DIRECTIONS: Retype all the records with nothing changed.

(Records from a dataset)
+++++
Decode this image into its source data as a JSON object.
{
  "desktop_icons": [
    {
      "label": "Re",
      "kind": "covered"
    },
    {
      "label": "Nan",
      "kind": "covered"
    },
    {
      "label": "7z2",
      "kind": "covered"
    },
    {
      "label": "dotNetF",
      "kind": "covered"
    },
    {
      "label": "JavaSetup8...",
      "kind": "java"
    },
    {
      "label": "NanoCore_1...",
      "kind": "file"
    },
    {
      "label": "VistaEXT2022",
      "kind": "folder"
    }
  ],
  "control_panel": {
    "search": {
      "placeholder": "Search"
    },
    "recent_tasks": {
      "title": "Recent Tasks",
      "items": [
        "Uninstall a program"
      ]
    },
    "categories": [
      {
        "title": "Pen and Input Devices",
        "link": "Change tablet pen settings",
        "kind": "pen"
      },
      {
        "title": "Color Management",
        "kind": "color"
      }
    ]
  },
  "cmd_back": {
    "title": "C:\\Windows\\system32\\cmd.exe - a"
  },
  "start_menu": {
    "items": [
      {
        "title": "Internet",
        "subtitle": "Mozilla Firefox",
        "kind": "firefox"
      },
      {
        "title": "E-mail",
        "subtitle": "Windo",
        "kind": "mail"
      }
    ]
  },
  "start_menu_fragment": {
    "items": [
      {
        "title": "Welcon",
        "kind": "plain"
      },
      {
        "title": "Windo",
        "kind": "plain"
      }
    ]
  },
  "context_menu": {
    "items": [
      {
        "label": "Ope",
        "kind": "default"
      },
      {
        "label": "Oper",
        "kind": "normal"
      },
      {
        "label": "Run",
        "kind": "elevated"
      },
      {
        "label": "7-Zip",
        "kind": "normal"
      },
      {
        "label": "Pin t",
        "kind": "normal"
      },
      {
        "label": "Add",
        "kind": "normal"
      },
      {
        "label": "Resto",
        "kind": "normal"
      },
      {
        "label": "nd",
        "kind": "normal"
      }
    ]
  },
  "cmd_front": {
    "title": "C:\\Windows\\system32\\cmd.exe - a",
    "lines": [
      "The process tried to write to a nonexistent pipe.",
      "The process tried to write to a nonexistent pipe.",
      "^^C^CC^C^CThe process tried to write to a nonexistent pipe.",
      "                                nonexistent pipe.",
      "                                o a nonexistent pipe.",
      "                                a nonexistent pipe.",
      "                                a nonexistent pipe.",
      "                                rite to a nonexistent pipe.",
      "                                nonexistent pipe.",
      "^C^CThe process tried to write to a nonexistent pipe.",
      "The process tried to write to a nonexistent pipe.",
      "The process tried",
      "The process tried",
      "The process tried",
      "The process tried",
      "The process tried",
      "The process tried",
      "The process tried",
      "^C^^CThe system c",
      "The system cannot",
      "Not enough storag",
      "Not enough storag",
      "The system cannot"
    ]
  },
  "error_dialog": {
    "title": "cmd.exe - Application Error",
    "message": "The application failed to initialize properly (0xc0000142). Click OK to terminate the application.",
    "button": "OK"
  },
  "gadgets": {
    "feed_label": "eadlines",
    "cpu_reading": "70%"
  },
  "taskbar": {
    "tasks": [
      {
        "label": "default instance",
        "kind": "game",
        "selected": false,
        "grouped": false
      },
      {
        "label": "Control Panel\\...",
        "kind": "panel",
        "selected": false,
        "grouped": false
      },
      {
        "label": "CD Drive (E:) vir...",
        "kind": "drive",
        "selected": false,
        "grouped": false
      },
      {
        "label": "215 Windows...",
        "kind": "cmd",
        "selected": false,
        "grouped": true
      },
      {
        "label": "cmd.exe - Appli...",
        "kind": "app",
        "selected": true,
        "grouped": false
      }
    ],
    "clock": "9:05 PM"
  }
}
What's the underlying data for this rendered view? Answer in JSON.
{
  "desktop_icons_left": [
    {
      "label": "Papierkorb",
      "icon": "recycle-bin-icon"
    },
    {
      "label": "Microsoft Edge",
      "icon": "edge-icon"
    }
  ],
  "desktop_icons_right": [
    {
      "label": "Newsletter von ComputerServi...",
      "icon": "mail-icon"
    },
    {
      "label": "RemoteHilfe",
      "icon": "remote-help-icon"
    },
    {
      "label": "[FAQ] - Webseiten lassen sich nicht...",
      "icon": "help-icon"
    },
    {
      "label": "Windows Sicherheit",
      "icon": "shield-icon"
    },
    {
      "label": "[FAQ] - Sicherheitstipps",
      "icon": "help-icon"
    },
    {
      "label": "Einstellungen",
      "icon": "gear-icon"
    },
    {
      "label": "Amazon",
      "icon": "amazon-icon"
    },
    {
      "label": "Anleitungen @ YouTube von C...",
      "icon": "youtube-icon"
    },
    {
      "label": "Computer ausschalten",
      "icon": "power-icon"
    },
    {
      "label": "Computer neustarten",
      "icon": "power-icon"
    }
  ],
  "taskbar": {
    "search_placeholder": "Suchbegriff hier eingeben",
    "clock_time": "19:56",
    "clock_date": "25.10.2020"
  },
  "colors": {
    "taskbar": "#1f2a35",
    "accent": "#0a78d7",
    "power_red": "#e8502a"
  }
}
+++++
OUTPUT FOR THIS EXERCISE:
Decode this image into its source data as a JSON object.
{
  "desktop_icons": [
    {
      "label": "Re",
      "kind": "covered"
    },
    {
      "label": "Nan",
      "kind": "covered"
    },
    {
      "label": "7z2",
      "kind": "covered"
    },
    {
      "label": "dotNetF",
      "kind": "covered"
    },
    {
      "label": "JavaSetup8...",
      "kind": "java"
    },
    {
      "label": "NanoCore_1...",
      "kind": "file"
    },
    {
      "label": "VistaEXT2022",
      "kind": "folder"
    }
  ],
  "control_panel": {
    "search": {
      "placeholder": "Search"
    },
    "recent_tasks": {
      "title": "Recent Tasks",
      "items": [
        "Uninstall a program"
      ]
    },
    "categories": [
      {
        "title": "Pen and Input Devices",
        "link": "Change tablet pen settings",
        "kind": "pen"
      },
      {
        "title": "Color Management",
        "kind": "color"
      }
    ]
  },
  "cmd_back": {
    "title": "C:\\Windows\\system32\\cmd.exe - a"
  },
  "start_menu": {
    "items": [
      {
        "title": "Internet",
        "subtitle": "Mozilla Firefox",
        "kind": "firefox"
      },
      {
        "title": "E-mail",
        "subtitle": "Windo",
        "kind": "mail"
      }
    ]
  },
  "start_menu_fragment": {
    "items": [
      {
        "title": "Welcon",
        "kind": "plain"
      },
      {
        "title": "Windo",
        "kind": "plain"
      }
    ]
  },
  "context_menu": {
    "items": [
      {
        "label": "Ope",
        "kind": "default"
      },
      {
        "label": "Oper",
        "kind": "normal"
      },
      {
        "label": "Run",
        "kind": "elevated"
      },
      {
        "label": "7-Zip",
        "kind": "normal"
      },
      {
        "label": "Pin t",
        "kind": "normal"
      },
      {
        "label": "Add",
        "kind": "normal"
      },
      {
        "label": "Resto",
        "kind": "normal"
      },
      {
        "label": "nd",
        "kind": "normal"
      }
    ]
  },
  "cmd_front": {
    "title": "C:\\Windows\\system32\\cmd.exe - a",
    "lines": [
      "The process tried to write to a nonexistent pipe.",
      "The process tried to write to a nonexistent pipe.",
      "^^C^CC^C^CThe process tried to write to a nonexistent pipe.",
      "                                nonexistent pipe.",
      "                                o a nonexistent pipe.",
      "                                a nonexistent pipe.",
      "                                a nonexistent pipe.",
      "                                rite to a nonexistent pipe.",
      "                                nonexistent pipe.",
      "^C^CThe process tried to write to a nonexistent pipe.",
      "The process tried to write to a nonexistent pipe.",
      "The process tried",
      "The process tried",
      "The process tried",
      "The process tried",
      "The process tried",
      "The process tried",
      "The process tried",
      "^C^^CThe system c",
      "The system cannot",
      "Not enough storag",
      "Not enough storag",
      "The system cannot"
    ]
  },
  "error_dialog": {
    "title": "cmd.exe - Application Error",
    "message": "The application failed to initialize properly (0xc0000142). Click OK to terminate the application.",
    "button": "OK"
  },
  "gadgets": {
    "feed_label": "eadlines",
    "cpu_reading": "70%"
  },
  "taskbar": {
    "tasks": [
      {
        "label": "default instance",
        "kind": "game",
        "selected": false,
        "grouped": false
      },
      {
        "label": "Control Panel\\...",
        "kind": "panel",
        "selected": false,
        "grouped": false
      },
      {
        "label": "CD Drive (E:) vir...",
        "kind": "drive",
        "selected": false,
        "grouped": false
      },
      {
        "label": "215 Windows...",
        "kind": "cmd",
        "selected": false,
        "grouped": true
      },
      {
        "label": "cmd.exe - Appli...",
        "kind": "app",
        "selected": true,
        "grouped": false
      }
    ],
    "clock": "9:05 PM"
  }
}
What's the underlying data for this rendered view? Answer in JSON.
{
  "desktop_icons_left": [
    {
      "label": "Papierkorb",
      "icon": "recycle-bin-icon"
    },
    {
      "label": "Microsoft Edge",
      "icon": "edge-icon"
    }
  ],
  "desktop_icons_right": [
    {
      "label": "Newsletter von ComputerServi...",
      "icon": "mail-icon"
    },
    {
      "label": "RemoteHilfe",
      "icon": "remote-help-icon"
    },
    {
      "label": "[FAQ] - Webseiten lassen sich nicht...",
      "icon": "help-icon"
    },
    {
      "label": "Windows Sicherheit",
      "icon": "shield-icon"
    },
    {
      "label": "[FAQ] - Sicherheitstipps",
      "icon": "help-icon"
    },
    {
      "label": "Einstellungen",
      "icon": "gear-icon"
    },
    {
      "label": "Amazon",
      "icon": "amazon-icon"
    },
    {
      "label": "Anleitungen @ YouTube von C...",
      "icon": "youtube-icon"
    },
    {
      "label": "Computer ausschalten",
      "icon": "power-icon"
    },
    {
      "label": "Computer neustarten",
      "icon": "power-icon"
    }
  ],
  "taskbar": {
    "search_placeholder": "Suchbegriff hier eingeben",
    "clock_time": "19:56",
    "clock_date": "25.10.2020"
  },
  "colors": {
    "taskbar": "#1f2a35",
    "accent": "#0a78d7",
    "power_red": "#e8502a"
  }
}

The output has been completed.